“After seven aircraft Thailand will be saturated from our point of view. Then we’ll be moving internationally,” he explains.
Nok now flies four 737-400s and one ATR 72 13 hours per day. In October it will add two 737-400s, giving it a seven-aircraft schedule, and take a second ATR 72 which will be used as a spare. For next year Nok is looking at taking on several additional 737-400s to support its new international services, including 737-400s Thai may offload as it reduces its own domestic services and some of the 14 737-400s Malaysia Airlines is looking to lease out because it is handing most of its domestic routes to AirAsia.
Patee made a drastic career change in 2004 to join Nok from Bates Advertising Thailand, where he was chief executive. But he does not plan to return to the advertising industry, where he started as research manager prior to earning a masters degree in mass communication film and video from American University in Washington DC and quickly rose through the ranks to creative director.

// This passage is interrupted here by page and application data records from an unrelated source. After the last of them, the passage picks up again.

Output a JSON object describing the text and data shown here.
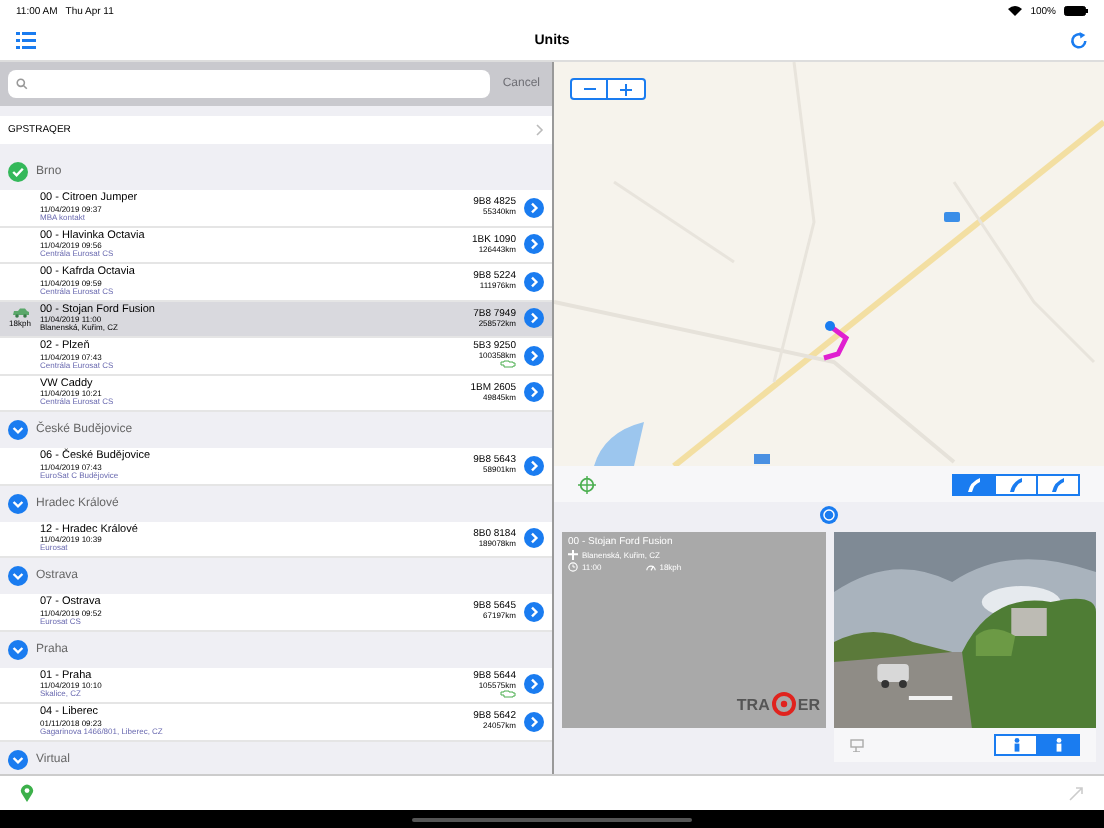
{
  "status_bar": {
    "time": "11:00 AM",
    "date": "Thu Apr 11",
    "battery": "100%"
  },
  "nav": {
    "title": "Units"
  },
  "search": {
    "cancel": "Cancel"
  },
  "account": {
    "label": "GPSTRAQER"
  },
  "sections": [
    {
      "name": "Brno",
      "checked": true,
      "units": [
        {
          "name": "00 - Citroen Jumper",
          "time": "11/04/2019 09:37",
          "place": "MBA kontakt",
          "plate": "9B8 4825",
          "distance": "55340km",
          "selected": false,
          "ignition": false
        },
        {
          "name": "00 - Hlavinka Octavia",
          "time": "11/04/2019 09:56",
          "place": "Centrála Eurosat CS",
          "plate": "1BK 1090",
          "distance": "126443km",
          "selected": false,
          "ignition": false
        },
        {
          "name": "00 - Kafrda Octavia",
          "time": "11/04/2019 09:59",
          "place": "Centrála Eurosat CS",
          "plate": "9B8 5224",
          "distance": "111976km",
          "selected": false,
          "ignition": false
        },
        {
          "name": "00 - Stojan Ford Fusion",
          "time": "11/04/2019 11:00",
          "place": "Blanenská, Kuřim, CZ",
          "plate": "7B8 7949",
          "distance": "258572km",
          "selected": true,
          "ignition": false,
          "speed": "18kph"
        },
        {
          "name": "02 - Plzeň",
          "time": "11/04/2019 07:43",
          "place": "Centrála Eurosat CS",
          "plate": "5B3 9250",
          "distance": "100358km",
          "selected": false,
          "ignition": true
        },
        {
          "name": "VW Caddy",
          "time": "11/04/2019 10:21",
          "place": "Centrála Eurosat CS",
          "plate": "1BM 2605",
          "distance": "49845km",
          "selected": false,
          "ignition": false
        }
      ]
    },
    {
      "name": "České Budějovice",
      "checked": false,
      "units": [
        {
          "name": "06 - České Budějovice",
          "time": "11/04/2019 07:43",
          "place": "EuroSat C Budějovice",
          "plate": "9B8 5643",
          "distance": "58901km",
          "selected": false,
          "ignition": false
        }
      ]
    },
    {
      "name": "Hradec Králové",
      "checked": false,
      "units": [
        {
          "name": "12 - Hradec Králové",
          "time": "11/04/2019 10:39",
          "place": "Eurosat",
          "plate": "8B0 8184",
          "distance": "189078km",
          "selected": false,
          "ignition": false
        }
      ]
    },
    {
      "name": "Ostrava",
      "checked": false,
      "units": [
        {
          "name": "07 - Ostrava",
          "time": "11/04/2019 09:52",
          "place": "Eurosat CS",
          "plate": "9B8 5645",
          "distance": "67197km",
          "selected": false,
          "ignition": false
        }
      ]
    },
    {
      "name": "Praha",
      "checked": false,
      "units": [
        {
          "name": "01 - Praha",
          "time": "11/04/2019 10:10",
          "place": "Skalice, CZ",
          "plate": "9B8 5644",
          "distance": "105575km",
          "selected": false,
          "ignition": true
        },
        {
          "name": "04 - Liberec",
          "time": "01/11/2018 09:23",
          "place": "Gagarinova 1466/801, Liberec, CZ",
          "plate": "9B8 5642",
          "distance": "24057km",
          "selected": false,
          "ignition": false
        }
      ]
    },
    {
      "name": "Virtual",
      "checked": false
    }
  ],
  "map_modes": [
    {
      "selected": true
    },
    {
      "selected": false
    },
    {
      "selected": false
    }
  ],
  "info_card": {
    "name": "00 - Stojan Ford Fusion",
    "address": "Blanenská, Kuřim, CZ",
    "time": "11:00",
    "speed": "18kph",
    "logo_left": "TRA",
    "logo_right": "ER"
  },
  "photo_modes": [
    {
      "selected": false
    },
    {
      "selected": true
    }
  ]
}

“I’ll keep doing it [running Nok] until I’m bored of it,” says the 43-year-old. “I have to put myself as an airline guy now who puts my advertising experience into full use.”
Source: Airline Business